EXERCISE BRIEF: Print out the data below with every line intact.

GIVEN INFORMATION:
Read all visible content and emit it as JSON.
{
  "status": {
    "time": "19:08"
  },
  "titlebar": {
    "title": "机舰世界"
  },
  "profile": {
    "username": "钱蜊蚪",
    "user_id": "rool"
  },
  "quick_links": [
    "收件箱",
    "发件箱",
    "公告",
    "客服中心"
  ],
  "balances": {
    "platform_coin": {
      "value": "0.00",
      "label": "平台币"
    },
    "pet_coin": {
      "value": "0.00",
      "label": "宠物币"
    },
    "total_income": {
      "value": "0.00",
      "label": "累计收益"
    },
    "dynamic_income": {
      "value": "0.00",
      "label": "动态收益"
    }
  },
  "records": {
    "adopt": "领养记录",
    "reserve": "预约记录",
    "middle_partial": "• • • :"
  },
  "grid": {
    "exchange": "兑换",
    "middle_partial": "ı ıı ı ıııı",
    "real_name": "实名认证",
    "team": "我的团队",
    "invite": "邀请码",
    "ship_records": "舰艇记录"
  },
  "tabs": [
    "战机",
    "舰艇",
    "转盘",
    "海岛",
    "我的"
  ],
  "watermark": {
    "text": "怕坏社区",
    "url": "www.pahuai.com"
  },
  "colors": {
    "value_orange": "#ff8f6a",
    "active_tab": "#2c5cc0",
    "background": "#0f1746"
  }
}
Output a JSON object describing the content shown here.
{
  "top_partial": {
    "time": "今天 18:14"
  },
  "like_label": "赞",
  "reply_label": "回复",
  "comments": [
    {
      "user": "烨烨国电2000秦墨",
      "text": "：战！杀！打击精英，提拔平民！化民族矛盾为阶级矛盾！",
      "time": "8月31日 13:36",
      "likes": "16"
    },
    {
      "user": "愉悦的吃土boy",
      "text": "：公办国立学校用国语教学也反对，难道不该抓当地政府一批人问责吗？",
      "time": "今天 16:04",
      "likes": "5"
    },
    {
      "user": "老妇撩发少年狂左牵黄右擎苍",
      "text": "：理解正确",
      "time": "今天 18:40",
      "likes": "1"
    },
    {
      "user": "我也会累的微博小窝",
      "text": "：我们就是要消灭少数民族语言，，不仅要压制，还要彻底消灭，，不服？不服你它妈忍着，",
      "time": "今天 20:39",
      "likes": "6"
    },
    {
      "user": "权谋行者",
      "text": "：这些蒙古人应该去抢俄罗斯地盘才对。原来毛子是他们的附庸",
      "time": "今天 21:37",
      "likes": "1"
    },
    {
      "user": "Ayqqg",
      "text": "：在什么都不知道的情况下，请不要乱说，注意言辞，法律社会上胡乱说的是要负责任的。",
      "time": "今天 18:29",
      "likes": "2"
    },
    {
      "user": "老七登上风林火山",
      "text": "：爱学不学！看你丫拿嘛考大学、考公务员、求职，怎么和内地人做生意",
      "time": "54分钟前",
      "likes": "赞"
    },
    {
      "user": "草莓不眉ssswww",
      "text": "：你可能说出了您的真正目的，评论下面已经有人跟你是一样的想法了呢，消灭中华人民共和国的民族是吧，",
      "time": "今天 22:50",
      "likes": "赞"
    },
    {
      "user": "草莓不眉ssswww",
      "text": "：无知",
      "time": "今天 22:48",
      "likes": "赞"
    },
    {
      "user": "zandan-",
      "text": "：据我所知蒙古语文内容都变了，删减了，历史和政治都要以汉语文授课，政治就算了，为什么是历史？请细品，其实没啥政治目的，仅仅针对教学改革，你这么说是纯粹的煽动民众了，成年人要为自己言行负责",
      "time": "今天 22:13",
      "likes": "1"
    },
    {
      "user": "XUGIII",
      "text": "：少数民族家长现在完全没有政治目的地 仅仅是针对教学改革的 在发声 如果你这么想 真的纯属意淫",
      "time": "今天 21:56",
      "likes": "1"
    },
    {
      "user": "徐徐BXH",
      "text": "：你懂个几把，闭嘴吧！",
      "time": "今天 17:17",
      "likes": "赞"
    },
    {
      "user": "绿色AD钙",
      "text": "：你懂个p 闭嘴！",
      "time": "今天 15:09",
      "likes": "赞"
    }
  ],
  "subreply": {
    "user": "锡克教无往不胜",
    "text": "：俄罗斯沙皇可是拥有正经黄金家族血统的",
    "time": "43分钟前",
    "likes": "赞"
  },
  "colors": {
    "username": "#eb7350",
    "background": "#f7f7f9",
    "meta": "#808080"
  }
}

EXERCISE ANSWER:
Read all visible content and emit it as JSON.
{
  "status": {
    "time": "19:08"
  },
  "titlebar": {
    "title": "机舰世界"
  },
  "profile": {
    "username": "钱蜊蚪",
    "user_id": "rool"
  },
  "quick_links": [
    "收件箱",
    "发件箱",
    "公告",
    "客服中心"
  ],
  "balances": {
    "platform_coin": {
      "value": "0.00",
      "label": "平台币"
    },
    "pet_coin": {
      "value": "0.00",
      "label": "宠物币"
    },
    "total_income": {
      "value": "0.00",
      "label": "累计收益"
    },
    "dynamic_income": {
      "value": "0.00",
      "label": "动态收益"
    }
  },
  "records": {
    "adopt": "领养记录",
    "reserve": "预约记录",
    "middle_partial": "• • • :"
  },
  "grid": {
    "exchange": "兑换",
    "middle_partial": "ı ıı ı ıııı",
    "real_name": "实名认证",
    "team": "我的团队",
    "invite": "邀请码",
    "ship_records": "舰艇记录"
  },
  "tabs": [
    "战机",
    "舰艇",
    "转盘",
    "海岛",
    "我的"
  ],
  "watermark": {
    "text": "怕坏社区",
    "url": "www.pahuai.com"
  },
  "colors": {
    "value_orange": "#ff8f6a",
    "active_tab": "#2c5cc0",
    "background": "#0f1746"
  }
}
Output a JSON object describing the content shown here.
{
  "top_partial": {
    "time": "今天 18:14"
  },
  "like_label": "赞",
  "reply_label": "回复",
  "comments": [
    {
      "user": "烨烨国电2000秦墨",
      "text": "：战！杀！打击精英，提拔平民！化民族矛盾为阶级矛盾！",
      "time": "8月31日 13:36",
      "likes": "16"
    },
    {
      "user": "愉悦的吃土boy",
      "text": "：公办国立学校用国语教学也反对，难道不该抓当地政府一批人问责吗？",
      "time": "今天 16:04",
      "likes": "5"
    },
    {
      "user": "老妇撩发少年狂左牵黄右擎苍",
      "text": "：理解正确",
      "time": "今天 18:40",
      "likes": "1"
    },
    {
      "user": "我也会累的微博小窝",
      "text": "：我们就是要消灭少数民族语言，，不仅要压制，还要彻底消灭，，不服？不服你它妈忍着，",
      "time": "今天 20:39",
      "likes": "6"
    },
    {
      "user": "权谋行者",
      "text": "：这些蒙古人应该去抢俄罗斯地盘才对。原来毛子是他们的附庸",
      "time": "今天 21:37",
      "likes": "1"
    },
    {
      "user": "Ayqqg",
      "text": "：在什么都不知道的情况下，请不要乱说，注意言辞，法律社会上胡乱说的是要负责任的。",
      "time": "今天 18:29",
      "likes": "2"
    },
    {
      "user": "老七登上风林火山",
      "text": "：爱学不学！看你丫拿嘛考大学、考公务员、求职，怎么和内地人做生意",
      "time": "54分钟前",
      "likes": "赞"
    },
    {
      "user": "草莓不眉ssswww",
      "text": "：你可能说出了您的真正目的，评论下面已经有人跟你是一样的想法了呢，消灭中华人民共和国的民族是吧，",
      "time": "今天 22:50",
      "likes": "赞"
    },
    {
      "user": "草莓不眉ssswww",
      "text": "：无知",
      "time": "今天 22:48",
      "likes": "赞"
    },
    {
      "user": "zandan-",
      "text": "：据我所知蒙古语文内容都变了，删减了，历史和政治都要以汉语文授课，政治就算了，为什么是历史？请细品，其实没啥政治目的，仅仅针对教学改革，你这么说是纯粹的煽动民众了，成年人要为自己言行负责",
      "time": "今天 22:13",
      "likes": "1"
    },
    {
      "user": "XUGIII",
      "text": "：少数民族家长现在完全没有政治目的地 仅仅是针对教学改革的 在发声 如果你这么想 真的纯属意淫",
      "time": "今天 21:56",
      "likes": "1"
    },
    {
      "user": "徐徐BXH",
      "text": "：你懂个几把，闭嘴吧！",
      "time": "今天 17:17",
      "likes": "赞"
    },
    {
      "user": "绿色AD钙",
      "text": "：你懂个p 闭嘴！",
      "time": "今天 15:09",
      "likes": "赞"
    }
  ],
  "subreply": {
    "user": "锡克教无往不胜",
    "text": "：俄罗斯沙皇可是拥有正经黄金家族血统的",
    "time": "43分钟前",
    "likes": "赞"
  },
  "colors": {
    "username": "#eb7350",
    "background": "#f7f7f9",
    "meta": "#808080"
  }
}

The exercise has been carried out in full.